Magazine displays and Instagram timelines constantly feed us with smiling men and women portraying idealized American bodies. Today, social media images engulf people of all ages. What he or she reads, sees and hears affects the “ideal” body image.  With media regulating who and what people see, occasionally audiences view a wide range of people; however, there is not enough coverage of positive body-image and it impacts the way so many people view themselves and their body.

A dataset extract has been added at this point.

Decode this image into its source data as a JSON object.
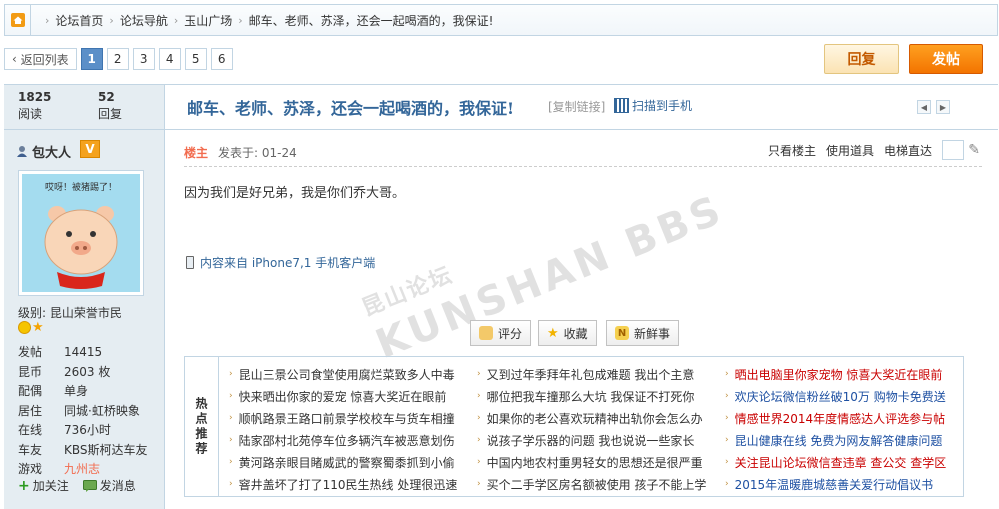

The problem with social media and campaigns promoting beauty products is that they use models who have been airbrushed, touched-up, and slimmed to meet the qualifications of a front-page story. A Dove Evolution film highlighted the intense process of transformation for these models in a matter of 75 seconds, revealing “the number of people (e.g., make-up artists, hair stylists) involved to cover blemishes, even the skin tone, apply copious make-up, and highlight and style the woman’s hair – and that is mere preparation for retouching her photographed image by lengthening her neck,” according to Research Directions in Social Media and Body Image. Partly due to this unrealistic image of the models, Americans struggle with body image and self-esteem.

Almost 10 million women and one million men struggle with eating disorders, including anorexia and bulimia. Eating disorders, compulsive exercising, cosmetic surgery, and the use of steroids or supplements to build muscle are some examples of  negative body image side effects.

As a Christian, it’s important to meet people where they are at. The church is missing out on the opportunity to be vulnerable and listen, which is why body image struggles are important topics to discuss amongst believers. In the instance of self-image, we need to recognize that although someone may not be medically classified as obese, they still face negative emotions about their body.  Listening to their issues and not belittling them just because of their weight is an important part of the process.  The church  should allow people to be upset about their past and struggle with the parts they dislike about themselves. 

Although negative body image is an issue in our culture, each individual struggles with something different, and we need to recognize that everyone’s struggle is unique.   We should fight our insecurities because God made us in his image.  He gave us these bodies and we should do our best to treat it accordingly by improving everyone’s body image, from teens to parents.  Everyone faces their own struggle, so although there are similar struggles between people, we need to pay attention to individual voices and make sure we don’t discredit their suffering just because it’s different than our own.  We should love what God has given us because our body is His creation.